Tiny World, Big Art in Madison

BY Arts Desk  August 19, 2009 at 1:55 PM EDT

If you happen to find yourself waiting out a flight delay at the airport in Madison, Wis., look on the bright side: You’ll have more time to browse an exhibit that unites art and science.

This isn’t your normal art display; the magnified images of cells, molecules and nanoscale structures were snapped by researchers at the University of Wisconsin-Madison to show the public — and possibly younger students thinking of going into art or science or both — that there’s plenty of creativity in research.

The exhibit “Tiny: Art From Microscopes at UW-Madison” has been the Dane County Regional Airport’s most popular art display, and the exhibiton has been extended.

Wing Development in the Butterfly 'Bicyclus anyana'[Watch a slide show of ‘Tiny: Art From Microscopes at UW-Madison,’ narrated by the exhibition’s curator and two of the scientists-turned-artists about the project.]

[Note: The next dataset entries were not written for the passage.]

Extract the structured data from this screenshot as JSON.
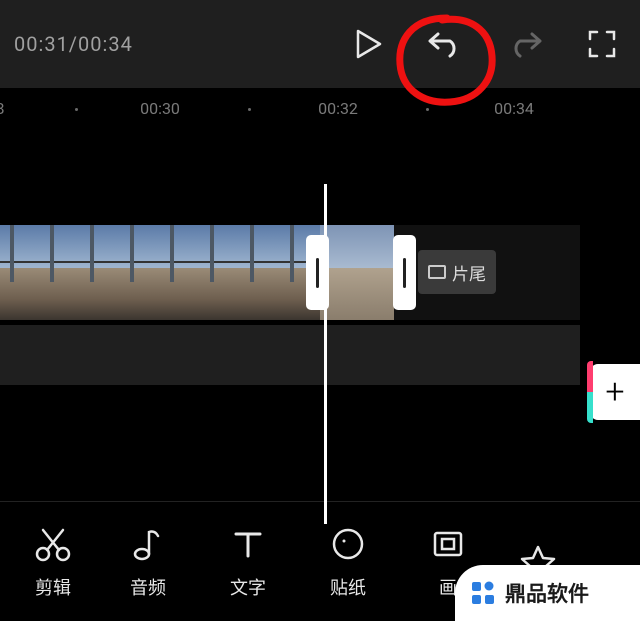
{
  "player": {
    "current_time": "00:31",
    "total_time": "00:34",
    "time_display": "00:31/00:34"
  },
  "ruler": {
    "labels": [
      "00:30",
      "00:32",
      "00:34"
    ]
  },
  "clip": {
    "end_badge": "片尾"
  },
  "toolbar": [
    {
      "id": "cut",
      "label": "剪辑"
    },
    {
      "id": "audio",
      "label": "音频"
    },
    {
      "id": "text",
      "label": "文字"
    },
    {
      "id": "sticker",
      "label": "贴纸"
    },
    {
      "id": "canvas",
      "label": "画"
    }
  ],
  "watermark": {
    "text": "鼎品软件"
  },
  "add_button": {
    "symbol": "+"
  }
}
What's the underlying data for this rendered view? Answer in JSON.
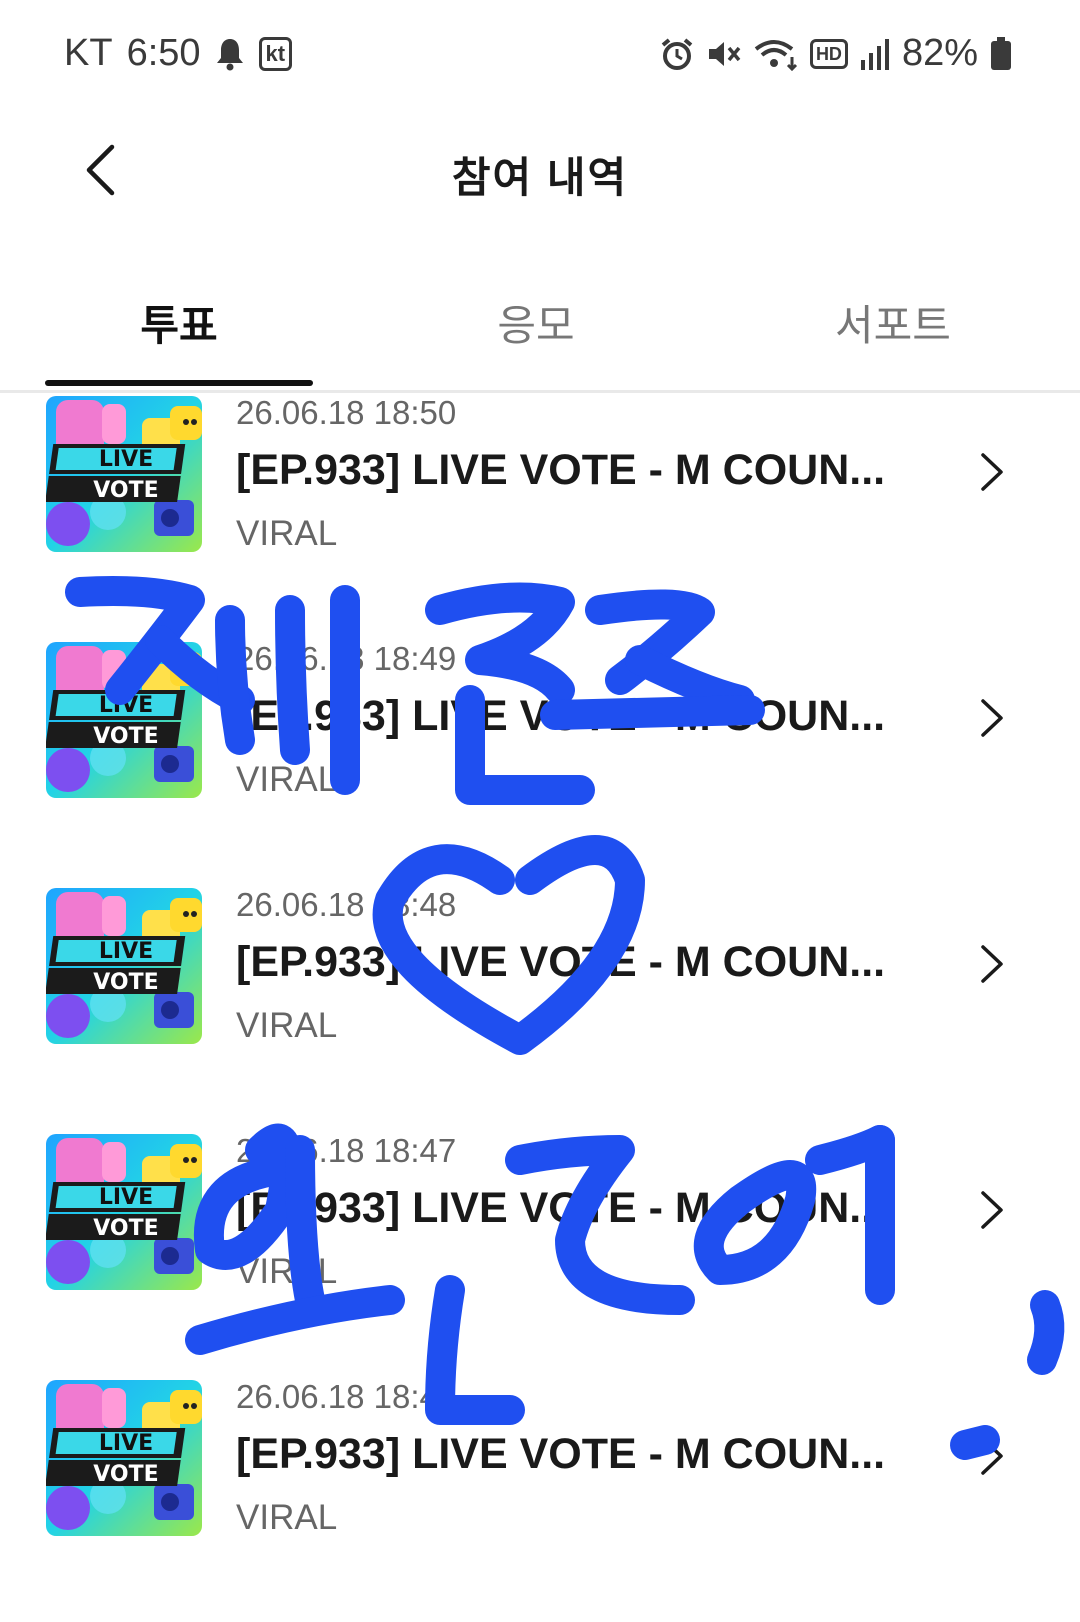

Madison-based printmaking studio Tandem Press coordinates exhibits at the airport, and it helped plan the project and print the images. Paula Panczenko, director of Tandem Press, said they started by connecting a group of artists with scientists who were interested in presenting their imagery as art.

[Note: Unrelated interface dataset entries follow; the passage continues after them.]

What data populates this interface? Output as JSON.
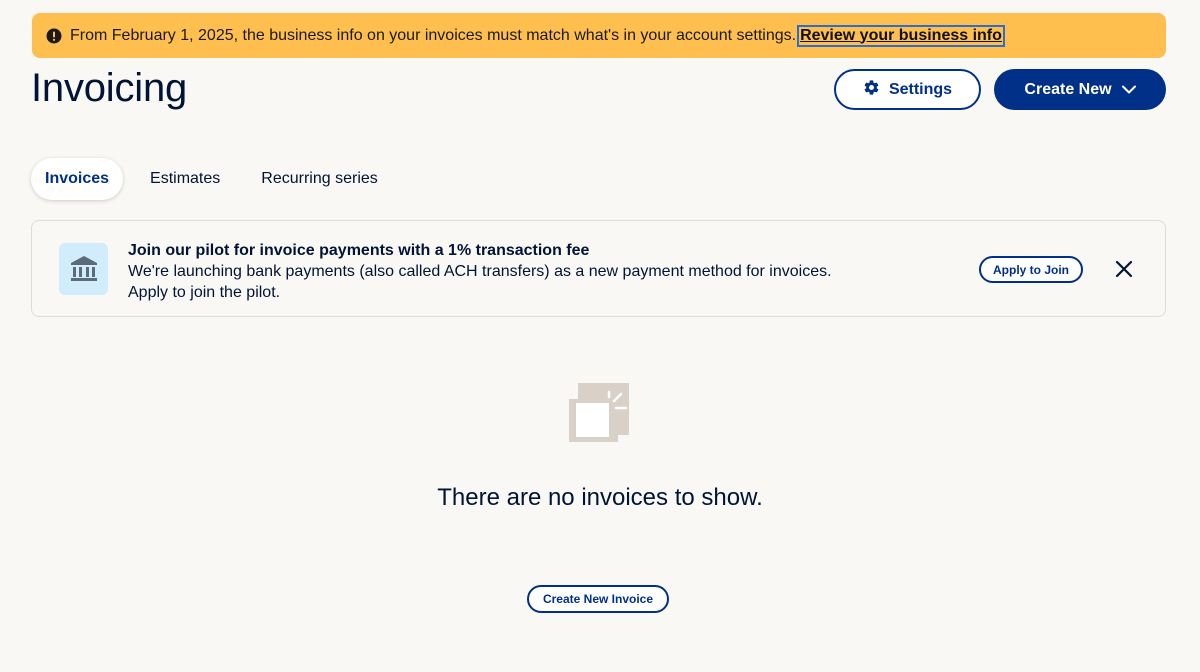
{
  "alert": {
    "message": "From February 1, 2025, the business info on your invoices must match what's in your account settings.",
    "link_label": "Review your business info",
    "icon": "exclamation-circle-icon"
  },
  "header": {
    "title": "Invoicing",
    "settings_label": "Settings",
    "create_label": "Create New"
  },
  "tabs": [
    {
      "label": "Invoices",
      "active": true
    },
    {
      "label": "Estimates",
      "active": false
    },
    {
      "label": "Recurring series",
      "active": false
    }
  ],
  "pilot_card": {
    "icon": "bank-icon",
    "title": "Join our pilot for invoice payments with a 1% transaction fee",
    "body_line1": "We're launching bank payments (also called ACH transfers) as a new payment method for invoices.",
    "body_line2": "Apply to join the pilot.",
    "apply_label": "Apply to Join"
  },
  "empty_state": {
    "icon": "empty-invoice-icon",
    "message": "There are no invoices to show.",
    "button_label": "Create New Invoice"
  },
  "colors": {
    "brand": "#003087",
    "alert_bg": "#ffbf4f",
    "page_bg": "#faf8f5",
    "icon_bg": "#d1ecfb"
  }
}
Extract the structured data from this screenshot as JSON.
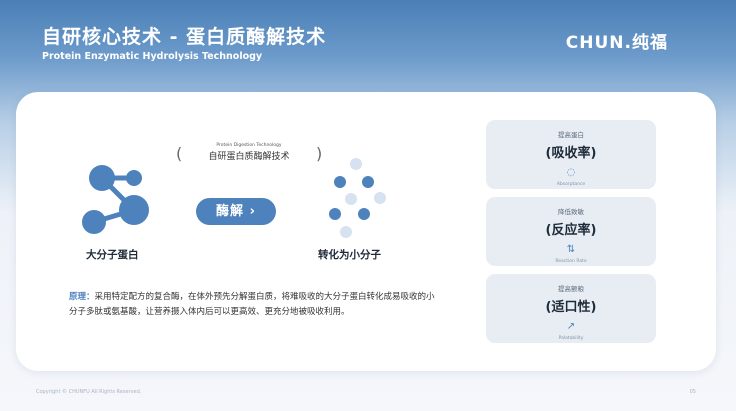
{
  "header": {
    "title": "自研核心技术 - 蛋白质酶解技术",
    "subtitle": "Protein Enzymatic Hydrolysis Technology",
    "logo": "CHUN.纯福"
  },
  "diagram": {
    "tech_en": "Protein Digestion Technology",
    "tech_cn": "自研蛋白质酶解技术",
    "paren_left": "(",
    "paren_right": ")",
    "enzyme_button": "酶解 ›",
    "left_label": "大分子蛋白",
    "right_label": "转化为小分子"
  },
  "principle": {
    "key": "原理：",
    "text": "采用特定配方的复合酶，在体外预先分解蛋白质，将难吸收的大分子蛋白转化成易吸收的小分子多肽或氨基酸，让营养摄入体内后可以更高效、更充分地被吸收利用。"
  },
  "benefits": [
    {
      "small": "提高蛋白",
      "big": "(吸收率)",
      "icon": "◌",
      "en": "Absorptance"
    },
    {
      "small": "降低致敏",
      "big": "(反应率)",
      "icon": "⇅",
      "en": "Reaction Rate"
    },
    {
      "small": "提高颤粮",
      "big": "(适口性)",
      "icon": "↗",
      "en": "Palatability"
    }
  ],
  "colors": {
    "accent": "#4e82bc",
    "light_dot": "#d6e2ef",
    "box_bg": "#e8edf3"
  },
  "footer": {
    "copyright": "Copyright © CHUNFU All Rights Reserved.",
    "page": "05"
  }
}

“The whole idea behind this whole project is that all of these images are original data from many of the labs on campus,” said Steve Paddock of the Howard Hughes Medical Institute and a professor of molecular biology at UW-Madison. “And they all have meaning scientifically. And the nice collaboration behind the Tandem Press is to see how the public reacts to the images when they frame them up as original pieces of artwork.”

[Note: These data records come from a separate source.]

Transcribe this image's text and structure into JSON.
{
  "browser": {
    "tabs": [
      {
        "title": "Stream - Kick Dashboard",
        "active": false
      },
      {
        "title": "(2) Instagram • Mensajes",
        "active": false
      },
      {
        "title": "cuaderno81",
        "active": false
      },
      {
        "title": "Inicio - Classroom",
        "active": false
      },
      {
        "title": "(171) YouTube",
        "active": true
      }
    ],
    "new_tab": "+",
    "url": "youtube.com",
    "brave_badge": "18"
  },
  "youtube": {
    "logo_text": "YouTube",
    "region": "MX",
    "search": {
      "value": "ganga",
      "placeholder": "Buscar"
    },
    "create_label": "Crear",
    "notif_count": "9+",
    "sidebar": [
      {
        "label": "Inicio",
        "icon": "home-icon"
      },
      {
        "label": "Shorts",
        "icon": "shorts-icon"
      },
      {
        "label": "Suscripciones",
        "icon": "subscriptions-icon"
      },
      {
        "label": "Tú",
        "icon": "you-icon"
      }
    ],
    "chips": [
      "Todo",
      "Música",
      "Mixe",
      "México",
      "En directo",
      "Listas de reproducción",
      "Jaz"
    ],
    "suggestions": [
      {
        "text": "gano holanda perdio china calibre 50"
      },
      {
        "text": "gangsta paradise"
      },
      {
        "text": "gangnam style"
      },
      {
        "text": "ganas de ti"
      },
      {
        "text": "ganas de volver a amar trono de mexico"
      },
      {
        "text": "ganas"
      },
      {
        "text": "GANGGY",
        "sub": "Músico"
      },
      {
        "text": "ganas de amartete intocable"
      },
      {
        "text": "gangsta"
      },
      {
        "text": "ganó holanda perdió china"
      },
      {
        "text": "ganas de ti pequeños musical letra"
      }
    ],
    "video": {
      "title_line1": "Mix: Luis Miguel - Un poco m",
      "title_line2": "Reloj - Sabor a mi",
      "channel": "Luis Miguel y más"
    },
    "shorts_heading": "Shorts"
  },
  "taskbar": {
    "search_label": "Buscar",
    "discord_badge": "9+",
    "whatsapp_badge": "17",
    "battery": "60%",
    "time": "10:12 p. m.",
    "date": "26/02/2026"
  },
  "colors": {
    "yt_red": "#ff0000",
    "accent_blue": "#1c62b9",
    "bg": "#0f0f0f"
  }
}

The exhibit, which showcases 40 images, as well as antique microscopes and 3-D models, is free and will be on display through Dec. 31.